To fund the project the state is going to sell $130 million in bonds, use $81.5 million in gas tax revenue and use a design-build-finance approach with builder contributions to supplement other sources.

But not everybody is happy. Atlanta Urbanist has created a list of bogus reasons to oppose the project.

First, the article claims that the interchange is something Atlanta does not need because new lanes lead to induced demand. But the interchange reconstruction project is not building new lanes; it is rebuilding a functionally obsolete interchange. Second, induced demand is only created when new non-priced lanes are added to growing areas. GDOT has an official policy, adopted in 2007, of adding only priced lanes to Atlanta freeways. The agency is planning on adding priced lanes to both corridors but the variable pricing will prevent induced demand.

Second, the article claims that Georgia has a pedestrian death rate 25% above the national average. This high rate is a problem but we have no idea what is causing the rate without researching the cause. Atlanta Urbanist wants to spend the $950 million on pedestrian improvements. The problem with this logic is that GDOT is using federal gas tax money collected from drivers and intended to be used on highways.
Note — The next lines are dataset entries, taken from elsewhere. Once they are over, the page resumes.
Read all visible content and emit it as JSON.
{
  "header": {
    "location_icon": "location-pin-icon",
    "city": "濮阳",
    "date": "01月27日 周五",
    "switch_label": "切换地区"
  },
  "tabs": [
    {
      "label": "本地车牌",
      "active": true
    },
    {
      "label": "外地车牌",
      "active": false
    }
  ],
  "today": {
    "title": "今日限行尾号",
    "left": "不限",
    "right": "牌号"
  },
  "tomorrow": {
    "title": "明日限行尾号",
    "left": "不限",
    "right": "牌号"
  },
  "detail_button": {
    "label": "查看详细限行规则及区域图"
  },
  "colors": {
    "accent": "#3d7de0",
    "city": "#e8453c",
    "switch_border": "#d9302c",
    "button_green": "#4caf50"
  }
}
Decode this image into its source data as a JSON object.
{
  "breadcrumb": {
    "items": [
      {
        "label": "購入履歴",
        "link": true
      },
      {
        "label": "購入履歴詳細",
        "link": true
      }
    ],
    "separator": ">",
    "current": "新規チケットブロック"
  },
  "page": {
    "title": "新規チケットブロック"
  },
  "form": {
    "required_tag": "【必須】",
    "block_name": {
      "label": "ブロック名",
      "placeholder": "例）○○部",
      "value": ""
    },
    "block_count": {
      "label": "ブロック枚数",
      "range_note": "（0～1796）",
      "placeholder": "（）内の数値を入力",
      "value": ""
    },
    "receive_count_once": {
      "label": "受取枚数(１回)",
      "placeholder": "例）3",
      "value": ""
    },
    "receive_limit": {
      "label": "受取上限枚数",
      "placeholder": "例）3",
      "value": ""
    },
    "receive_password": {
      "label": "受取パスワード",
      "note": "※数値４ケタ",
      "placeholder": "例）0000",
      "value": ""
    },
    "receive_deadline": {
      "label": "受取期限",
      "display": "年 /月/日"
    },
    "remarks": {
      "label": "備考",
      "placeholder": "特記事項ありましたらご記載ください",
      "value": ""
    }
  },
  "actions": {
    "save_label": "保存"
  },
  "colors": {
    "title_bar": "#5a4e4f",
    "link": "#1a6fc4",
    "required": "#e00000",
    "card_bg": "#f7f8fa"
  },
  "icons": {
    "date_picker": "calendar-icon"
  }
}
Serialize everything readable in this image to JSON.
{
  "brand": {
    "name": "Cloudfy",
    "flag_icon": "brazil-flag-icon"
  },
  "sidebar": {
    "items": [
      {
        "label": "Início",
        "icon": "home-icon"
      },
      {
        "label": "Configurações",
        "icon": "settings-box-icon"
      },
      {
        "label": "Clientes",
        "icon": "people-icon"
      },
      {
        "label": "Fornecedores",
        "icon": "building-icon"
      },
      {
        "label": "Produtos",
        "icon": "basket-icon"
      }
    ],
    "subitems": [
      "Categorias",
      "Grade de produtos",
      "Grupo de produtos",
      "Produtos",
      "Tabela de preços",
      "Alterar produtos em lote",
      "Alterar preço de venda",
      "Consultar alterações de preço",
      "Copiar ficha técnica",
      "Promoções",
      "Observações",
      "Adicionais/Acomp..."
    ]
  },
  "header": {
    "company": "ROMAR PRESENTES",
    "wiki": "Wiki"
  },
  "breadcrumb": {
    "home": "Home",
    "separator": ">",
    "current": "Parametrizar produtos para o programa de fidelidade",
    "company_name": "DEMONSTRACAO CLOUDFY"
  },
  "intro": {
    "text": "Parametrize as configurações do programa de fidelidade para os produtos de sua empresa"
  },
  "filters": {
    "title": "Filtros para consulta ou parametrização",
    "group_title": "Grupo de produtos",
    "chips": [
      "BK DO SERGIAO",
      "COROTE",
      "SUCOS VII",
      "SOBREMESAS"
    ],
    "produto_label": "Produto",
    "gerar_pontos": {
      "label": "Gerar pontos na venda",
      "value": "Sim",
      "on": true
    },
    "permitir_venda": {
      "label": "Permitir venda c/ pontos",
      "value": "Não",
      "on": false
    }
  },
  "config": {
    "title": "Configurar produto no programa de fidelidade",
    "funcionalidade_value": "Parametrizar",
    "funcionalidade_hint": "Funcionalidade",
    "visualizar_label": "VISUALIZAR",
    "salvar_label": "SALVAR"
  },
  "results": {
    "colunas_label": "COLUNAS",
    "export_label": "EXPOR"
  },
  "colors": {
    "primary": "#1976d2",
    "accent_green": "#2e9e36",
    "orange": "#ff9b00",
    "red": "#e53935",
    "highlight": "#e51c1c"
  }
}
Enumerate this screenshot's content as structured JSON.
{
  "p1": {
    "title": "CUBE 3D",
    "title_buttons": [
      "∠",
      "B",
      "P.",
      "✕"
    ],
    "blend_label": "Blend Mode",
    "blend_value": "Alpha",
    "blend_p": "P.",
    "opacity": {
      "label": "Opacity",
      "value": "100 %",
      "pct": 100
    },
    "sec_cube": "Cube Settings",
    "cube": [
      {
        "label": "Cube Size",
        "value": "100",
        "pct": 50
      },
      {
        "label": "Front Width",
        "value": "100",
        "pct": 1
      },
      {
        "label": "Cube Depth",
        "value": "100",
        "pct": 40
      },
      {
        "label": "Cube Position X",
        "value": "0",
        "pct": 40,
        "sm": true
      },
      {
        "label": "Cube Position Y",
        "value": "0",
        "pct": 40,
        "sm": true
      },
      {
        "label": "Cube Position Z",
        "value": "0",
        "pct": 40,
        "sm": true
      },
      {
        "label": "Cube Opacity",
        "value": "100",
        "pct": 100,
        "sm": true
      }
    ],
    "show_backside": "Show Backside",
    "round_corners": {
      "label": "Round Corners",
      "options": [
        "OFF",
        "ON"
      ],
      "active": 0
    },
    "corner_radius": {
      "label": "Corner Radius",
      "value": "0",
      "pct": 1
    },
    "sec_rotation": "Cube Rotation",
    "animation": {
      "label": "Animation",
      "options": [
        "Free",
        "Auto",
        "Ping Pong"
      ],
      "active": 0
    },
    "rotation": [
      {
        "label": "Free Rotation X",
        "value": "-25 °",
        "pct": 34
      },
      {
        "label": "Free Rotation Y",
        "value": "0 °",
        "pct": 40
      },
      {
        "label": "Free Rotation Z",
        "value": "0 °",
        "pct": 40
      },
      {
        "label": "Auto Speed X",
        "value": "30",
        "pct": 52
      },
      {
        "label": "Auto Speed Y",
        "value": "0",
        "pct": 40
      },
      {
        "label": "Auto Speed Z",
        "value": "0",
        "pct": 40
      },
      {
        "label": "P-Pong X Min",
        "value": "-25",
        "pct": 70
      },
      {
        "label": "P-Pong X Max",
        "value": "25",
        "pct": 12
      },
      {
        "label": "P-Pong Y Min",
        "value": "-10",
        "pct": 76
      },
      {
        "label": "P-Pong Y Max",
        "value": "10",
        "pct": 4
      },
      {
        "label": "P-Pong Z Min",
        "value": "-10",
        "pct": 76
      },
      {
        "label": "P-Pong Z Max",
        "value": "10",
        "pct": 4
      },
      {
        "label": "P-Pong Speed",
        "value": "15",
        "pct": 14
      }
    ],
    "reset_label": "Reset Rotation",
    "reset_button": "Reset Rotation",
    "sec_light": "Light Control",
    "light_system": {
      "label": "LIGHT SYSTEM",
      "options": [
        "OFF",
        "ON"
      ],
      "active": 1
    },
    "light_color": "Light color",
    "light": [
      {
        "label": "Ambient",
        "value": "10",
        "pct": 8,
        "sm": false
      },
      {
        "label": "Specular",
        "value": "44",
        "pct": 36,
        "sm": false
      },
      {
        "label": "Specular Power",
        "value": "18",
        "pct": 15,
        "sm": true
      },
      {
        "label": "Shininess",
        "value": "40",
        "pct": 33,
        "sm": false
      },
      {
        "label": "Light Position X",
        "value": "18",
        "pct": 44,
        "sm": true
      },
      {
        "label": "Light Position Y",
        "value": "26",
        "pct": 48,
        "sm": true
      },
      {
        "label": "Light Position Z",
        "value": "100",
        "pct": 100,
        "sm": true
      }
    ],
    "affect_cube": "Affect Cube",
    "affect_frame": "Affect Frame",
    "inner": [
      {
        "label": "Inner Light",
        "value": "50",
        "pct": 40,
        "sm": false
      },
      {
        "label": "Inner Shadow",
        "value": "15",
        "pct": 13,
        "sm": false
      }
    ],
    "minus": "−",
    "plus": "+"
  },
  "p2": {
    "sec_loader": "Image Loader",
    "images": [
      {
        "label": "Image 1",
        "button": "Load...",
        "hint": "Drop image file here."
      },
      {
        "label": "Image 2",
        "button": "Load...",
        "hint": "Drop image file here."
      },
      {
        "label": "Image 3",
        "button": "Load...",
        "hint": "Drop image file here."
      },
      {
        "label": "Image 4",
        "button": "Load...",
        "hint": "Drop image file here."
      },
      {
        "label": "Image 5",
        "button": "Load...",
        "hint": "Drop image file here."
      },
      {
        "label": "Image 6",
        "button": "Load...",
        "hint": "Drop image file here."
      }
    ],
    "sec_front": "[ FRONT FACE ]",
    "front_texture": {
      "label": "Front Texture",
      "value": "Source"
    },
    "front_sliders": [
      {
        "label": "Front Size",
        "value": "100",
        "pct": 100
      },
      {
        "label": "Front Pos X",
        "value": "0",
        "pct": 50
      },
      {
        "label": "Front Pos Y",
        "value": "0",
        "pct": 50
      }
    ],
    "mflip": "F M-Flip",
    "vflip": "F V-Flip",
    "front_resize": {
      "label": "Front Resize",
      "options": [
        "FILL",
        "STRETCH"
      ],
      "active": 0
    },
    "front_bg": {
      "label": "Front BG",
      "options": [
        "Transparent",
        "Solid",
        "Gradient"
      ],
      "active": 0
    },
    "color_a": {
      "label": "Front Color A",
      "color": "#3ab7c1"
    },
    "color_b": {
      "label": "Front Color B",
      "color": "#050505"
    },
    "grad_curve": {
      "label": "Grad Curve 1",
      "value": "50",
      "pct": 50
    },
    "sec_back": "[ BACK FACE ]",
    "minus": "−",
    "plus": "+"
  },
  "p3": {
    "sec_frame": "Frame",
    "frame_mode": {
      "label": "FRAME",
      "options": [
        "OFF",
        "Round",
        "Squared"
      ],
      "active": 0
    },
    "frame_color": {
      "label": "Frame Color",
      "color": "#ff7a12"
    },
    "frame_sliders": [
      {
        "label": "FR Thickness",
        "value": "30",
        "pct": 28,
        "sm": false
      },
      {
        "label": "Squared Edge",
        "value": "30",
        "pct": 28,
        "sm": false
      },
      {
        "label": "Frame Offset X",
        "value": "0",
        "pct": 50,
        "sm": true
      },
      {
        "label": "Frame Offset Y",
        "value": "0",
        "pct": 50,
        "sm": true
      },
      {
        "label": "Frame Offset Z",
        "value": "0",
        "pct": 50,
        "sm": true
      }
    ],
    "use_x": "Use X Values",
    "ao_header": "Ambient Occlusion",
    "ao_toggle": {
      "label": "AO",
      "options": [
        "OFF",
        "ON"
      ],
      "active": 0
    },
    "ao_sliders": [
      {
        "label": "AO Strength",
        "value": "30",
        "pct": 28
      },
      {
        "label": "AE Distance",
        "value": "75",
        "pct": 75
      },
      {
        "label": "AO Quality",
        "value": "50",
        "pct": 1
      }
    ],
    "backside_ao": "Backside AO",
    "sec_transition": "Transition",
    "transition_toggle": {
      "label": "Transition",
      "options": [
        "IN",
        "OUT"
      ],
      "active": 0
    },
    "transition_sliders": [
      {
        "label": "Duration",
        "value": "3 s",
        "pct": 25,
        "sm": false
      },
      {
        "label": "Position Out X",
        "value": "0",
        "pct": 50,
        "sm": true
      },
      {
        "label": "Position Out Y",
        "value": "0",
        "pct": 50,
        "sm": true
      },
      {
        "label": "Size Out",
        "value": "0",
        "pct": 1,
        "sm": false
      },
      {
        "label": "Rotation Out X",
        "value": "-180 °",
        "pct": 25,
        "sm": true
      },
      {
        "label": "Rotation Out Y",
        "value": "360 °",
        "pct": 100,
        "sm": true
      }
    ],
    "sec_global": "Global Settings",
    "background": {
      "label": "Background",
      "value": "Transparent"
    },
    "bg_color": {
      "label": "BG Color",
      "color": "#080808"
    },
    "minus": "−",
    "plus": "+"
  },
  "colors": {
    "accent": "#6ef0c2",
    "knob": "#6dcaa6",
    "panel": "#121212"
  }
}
Since this money comes from drivers it is only fair it is used on highways. Also, this federal funding is supposed to be used for interstate purposes. There are a large number of vehicles on I-285 and SR 400 from other states such as Florida and North Carolina. I doubt many folks in the metro Atlanta area walked here from another state.

Third, metro Atlanta has a growing senior population and we need ways to better serve them including transit. I agree that Atlanta’s transit service is insufficient. But with most rail lines costing in excess of $2 billion, this is not enough funding to pay for a full line. The interchange rebuild that allows the addition of variably priced lanes will also provide a free virtual guideway for buses and vanpools. In fact, thanks to using managed lanes as a guideway, Atlanta could build and operate a comprehensive bus system for less than a third of the cost of building a comprehensive light rail system. Further, new technology such as the development of automated vehicles may allow seniors to drive longer. While such vehicles are not yet available, they will be in the future.

The I-285-SR 400 interchange project is the biggest bottleneck in the metro Atlanta area. Regardless of what anyone claims, rebuilding the interchange will do more to improve mobility than any other transportation project in Georgia.

Replace EPA Tyranny with a Democratic 50 State Council

A new study by Jay Lehr of the Heartland Institute explains a five year plan that replaces the Environmental Protection Agency (EPA) with a 50 state “Committee of the Whole” group of environmental agencies. The plan effectively replaces the EPA, a federal entity that has been known to over exert its power and abuse power.

  • Net reduction in federal environmental spending of $6.2 billion a year.
  • 15,000 EPA employees to 300 “Committee of the Whole” staff of six representatives from each state.
  • $20 million to each state ($1 billion).
  • Continued research and development at a national level ($1 billion).

Are you in favor of the EPA, or this new plan?